The 2020 Healthcare Equality Index results are expected later in June.
Moffitt’s ongoing recognition of the LGBTQ community and offering a comfortable environment of respect is important to team members, patients and the community as a whole, according to Dr. B. Lee Green, vice president of Diversity, Public Relations and Strategic Communications.
"Individuals faced with a cancer diagnosis should not be concerned about being treated negatively because of their sexual orientation."- Dr. B. Lee Green, vice president of Diversity, Public Relations and Strategic Communications
“As we all know, cancer does not care what you look like, where you live, who you worship, the color of your skin or who you love,” Green said. “We live the value of inclusion each and every day. Individuals faced with a cancer diagnosis should not be concerned about being treated negatively because of their sexual orientation.”
For Scott, who has been a team member at Moffitt since she joined as a post doc in 2008, the ongoing leadership at the cancer center has evolved and is constantly improving in a way that makes LGBTQ people more welcome and more comfortable than ever before.

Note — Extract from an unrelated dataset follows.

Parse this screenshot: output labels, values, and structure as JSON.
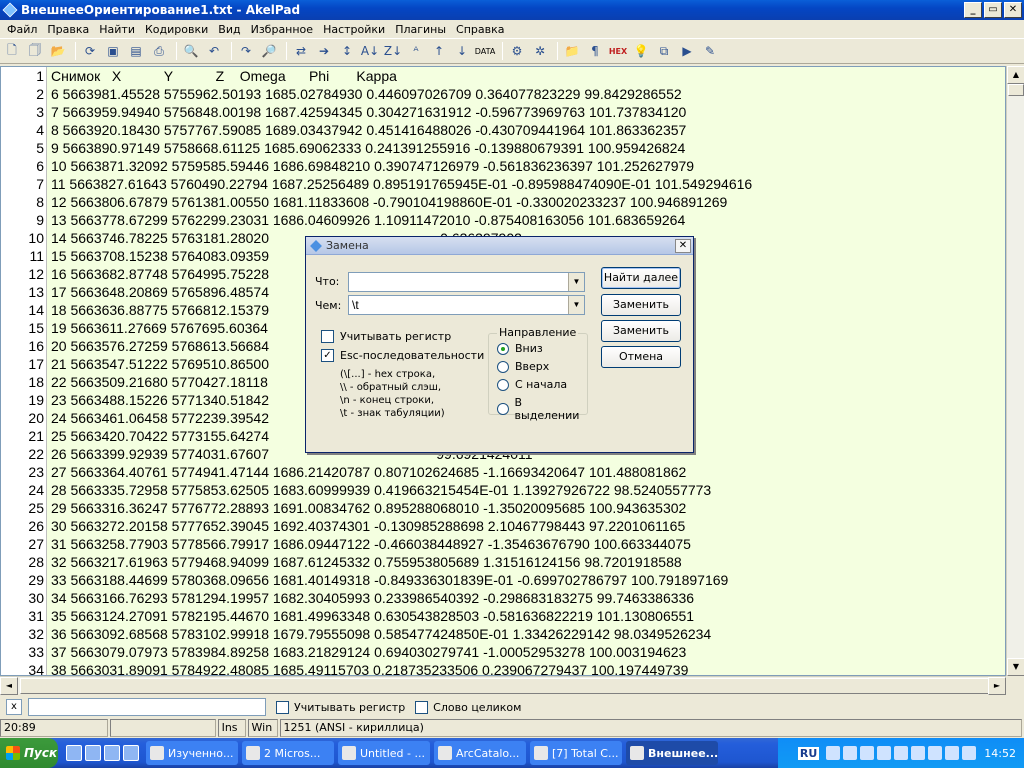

“I’ve been fortunate enough to have colleagues, co-workers and staff who have always been open, welcoming and inclusive,” Scott said. “No matter where I’ve been, it’s been about producing research. Everything else is secondary. No one has to be closeted and everyone can be themselves without fear of repercussions. And that’s key to making sure we achieve our goal of combat and cure this disease.”